Bravo. I don't think I'll ever have enough time to confidently and efficiently set up stobes in manual mode. I'm sure I could figure it out using tables, trial-and-error and other methods, but I don't do it every day (nor do I think I ever will), so there is no advantage to manual flash when I can just set up camera in manual mode, and play around with ISO, shutter speed and FEC and get similar results in about the same (or less) amount of time....I kinda go with what I heard Syl Arena say, that he only uses ETTL when the distance between the lens and the subject are moving....
With all due respect to Syl Arena, Joe McNally, Strobist and all the other advocates of manual flash, they have thousands upon thousands of hours of experience working with strobes and know them inside and out. While it's a good exercise to try to learn manual controls, to me it's a little like the original topic of this thread: if a tool is available that makes your life easier, why not use it?
If I live long enough, I may someday have enough experience to confidently set my speedlights on full manual.
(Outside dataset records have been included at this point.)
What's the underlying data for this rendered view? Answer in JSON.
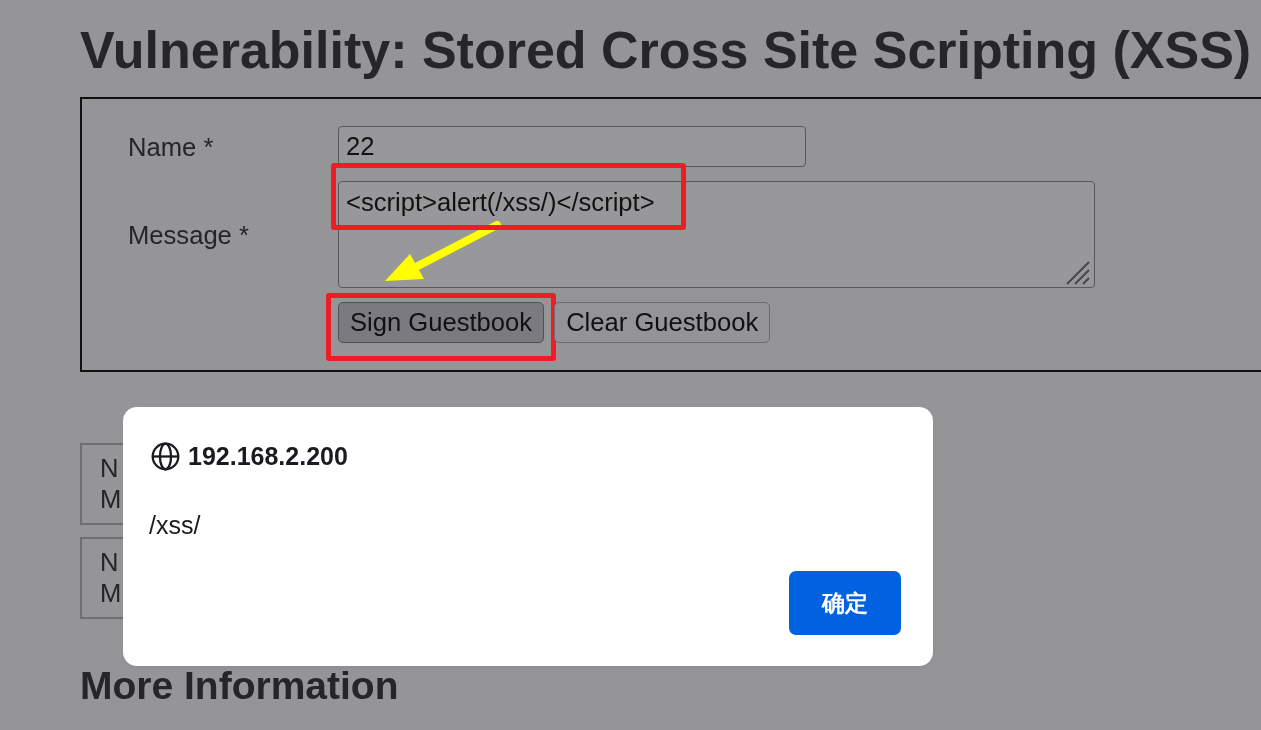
{
  "page": {
    "title": "Vulnerability: Stored Cross Site Scripting (XSS)"
  },
  "form": {
    "fields": [
      {
        "kind": "input",
        "label": "Name *",
        "value": "22",
        "highlighted": false
      },
      {
        "kind": "textarea",
        "label": "Message *",
        "value": "<script>alert(/xss/)</script>",
        "highlighted": true
      }
    ],
    "buttons": [
      {
        "label": "Sign Guestbook",
        "pressed": true,
        "highlighted": true
      },
      {
        "label": "Clear Guestbook",
        "pressed": false,
        "highlighted": false
      }
    ],
    "pointer_arrow": true
  },
  "guestbook_entries": [
    {
      "lines": [
        "N",
        "M"
      ]
    },
    {
      "lines": [
        "N",
        "M"
      ]
    }
  ],
  "more_information": {
    "heading": "More Information"
  },
  "alert_dialog": {
    "origin": "192.168.2.200",
    "message": "/xss/",
    "buttons": [
      {
        "label": "确定"
      }
    ]
  }
}
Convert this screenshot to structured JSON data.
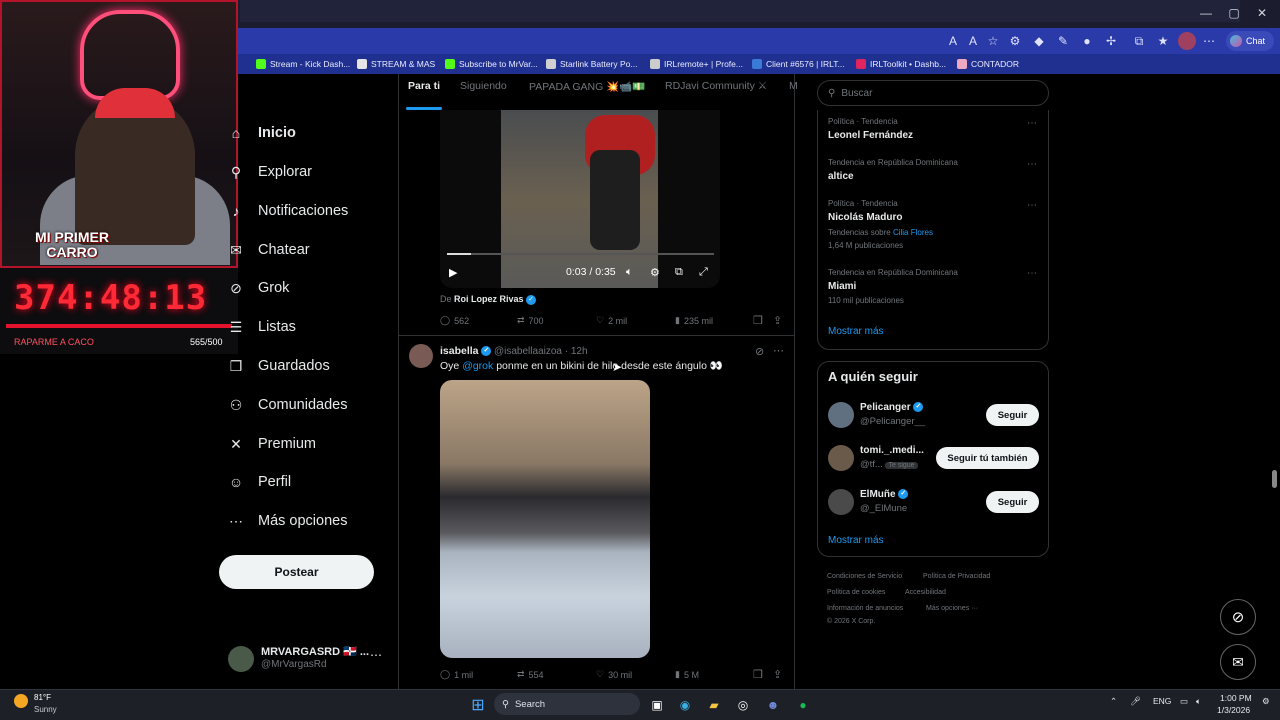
{
  "browser": {
    "bookmarks": [
      {
        "label": "Stream - Kick Dash...",
        "color": "#53fc18"
      },
      {
        "label": "STREAM & MAS",
        "color": "#e6e6e6"
      },
      {
        "label": "Subscribe to MrVar...",
        "color": "#53fc18"
      },
      {
        "label": "Starlink Battery Po...",
        "color": "#d0d0d0"
      },
      {
        "label": "IRLremote+ | Profe...",
        "color": "#cccccc"
      },
      {
        "label": "Client #6576 | IRLT...",
        "color": "#3a7bd5"
      },
      {
        "label": "IRLToolkit • Dashb...",
        "color": "#e0245e"
      },
      {
        "label": "CONTADOR",
        "color": "#f0a8c0"
      }
    ],
    "copilot_label": "Chat"
  },
  "overlay": {
    "banner": "MI PRIMER CARRO",
    "timer": "374:48:13",
    "label": "RAPARME A CACO",
    "count": "565/500"
  },
  "nav": {
    "items": [
      {
        "label": "Inicio",
        "icon": "home-icon",
        "glyph": "⌂"
      },
      {
        "label": "Explorar",
        "icon": "search-icon",
        "glyph": "⚲"
      },
      {
        "label": "Notificaciones",
        "icon": "bell-icon",
        "glyph": "♪"
      },
      {
        "label": "Chatear",
        "icon": "chat-icon",
        "glyph": "✉"
      },
      {
        "label": "Grok",
        "icon": "grok-icon",
        "glyph": "⊘"
      },
      {
        "label": "Listas",
        "icon": "list-icon",
        "glyph": "☰"
      },
      {
        "label": "Guardados",
        "icon": "bookmark-icon",
        "glyph": "❒"
      },
      {
        "label": "Comunidades",
        "icon": "communities-icon",
        "glyph": "⚇"
      },
      {
        "label": "Premium",
        "icon": "x-icon",
        "glyph": "✕"
      },
      {
        "label": "Perfil",
        "icon": "profile-icon",
        "glyph": "☺"
      },
      {
        "label": "Más opciones",
        "icon": "more-icon",
        "glyph": "⋯"
      }
    ],
    "post_button": "Postear",
    "account": {
      "name": "MRVARGASRD 🇩🇴 ...",
      "handle": "@MrVargasRd"
    }
  },
  "tabs": [
    "Para ti",
    "Siguiendo",
    "PAPADA GANG 💥📹💵",
    "RDJavi Community ⚔",
    "M"
  ],
  "video_post": {
    "time": "0:03 / 0:35",
    "progress": 0.09,
    "attribution_prefix": "De",
    "attribution_name": "Roi Lopez Rivas",
    "replies": "562",
    "reposts": "700",
    "likes": "2 mil",
    "views": "235 mil"
  },
  "tweet": {
    "name": "isabella",
    "handle": "@isabellaaizoa · 12h",
    "text_before": "Oye ",
    "mention": "@grok",
    "text_after": " ponme en un bikini de hilo desde este ángulo 👀",
    "replies": "1 mil",
    "reposts": "554",
    "likes": "30 mil",
    "views": "5 M"
  },
  "sidebar": {
    "search_placeholder": "Buscar",
    "trends": [
      {
        "meta": "Política · Tendencia",
        "name": "Leonel Fernández"
      },
      {
        "meta": "Tendencia en República Dominicana",
        "name": "altice"
      },
      {
        "meta": "Política · Tendencia",
        "name": "Nicolás Maduro",
        "sub_prefix": "Tendencias sobre ",
        "sub_link": "Cilia Flores",
        "count": "1,64 M publicaciones"
      },
      {
        "meta": "Tendencia en República Dominicana",
        "name": "Miami",
        "count": "110 mil publicaciones"
      }
    ],
    "show_more": "Mostrar más",
    "who_to_follow_title": "A quién seguir",
    "follow": [
      {
        "name": "Pelicanger",
        "handle": "@Pelicanger__",
        "button": "Seguir"
      },
      {
        "name": "tomi._.medi...",
        "handle": "@tf...",
        "badge": "Te sigue",
        "button": "Seguir tú también"
      },
      {
        "name": "ElMuñe",
        "handle": "@_ElMune",
        "button": "Seguir"
      }
    ],
    "follow_more": "Mostrar más",
    "footer": [
      "Condiciones de Servicio",
      "Política de Privacidad",
      "Política de cookies",
      "Accesibilidad",
      "Información de anuncios",
      "Más opciones ···",
      "© 2026 X Corp."
    ]
  },
  "taskbar": {
    "weather_temp": "81°F",
    "weather_desc": "Sunny",
    "search": "Search",
    "lang": "ENG",
    "time": "1:00 PM",
    "date": "1/3/2026"
  }
}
But, in the meantime, I figure I paid for Canon's top line strobes so I might as well take advantage of the technology they offer. As so many others have said about the original topic of this thread: it's about the results, not about how you got there.
How about a lightmeter?
Instead of shooting a lot to try to get the flash to fire the way I want, I simply use a lightmeter, set the flash, turn it off, do the next one and turn all of them on, it's done within three minutes, and then I can shoot and move, and no matter if I move so that I have the flash directly to the camera or hidden I ALWALYS know I have the exact same light hitting the subject. That's why I always use manual flash. I have shot with ETTL and found it very frustrating that I had to stand in the same place or the exposure would change, for example having a flash towards the camera suddenly everything is three stops under.
Manual flash sounds difficult, while it's really the opposite.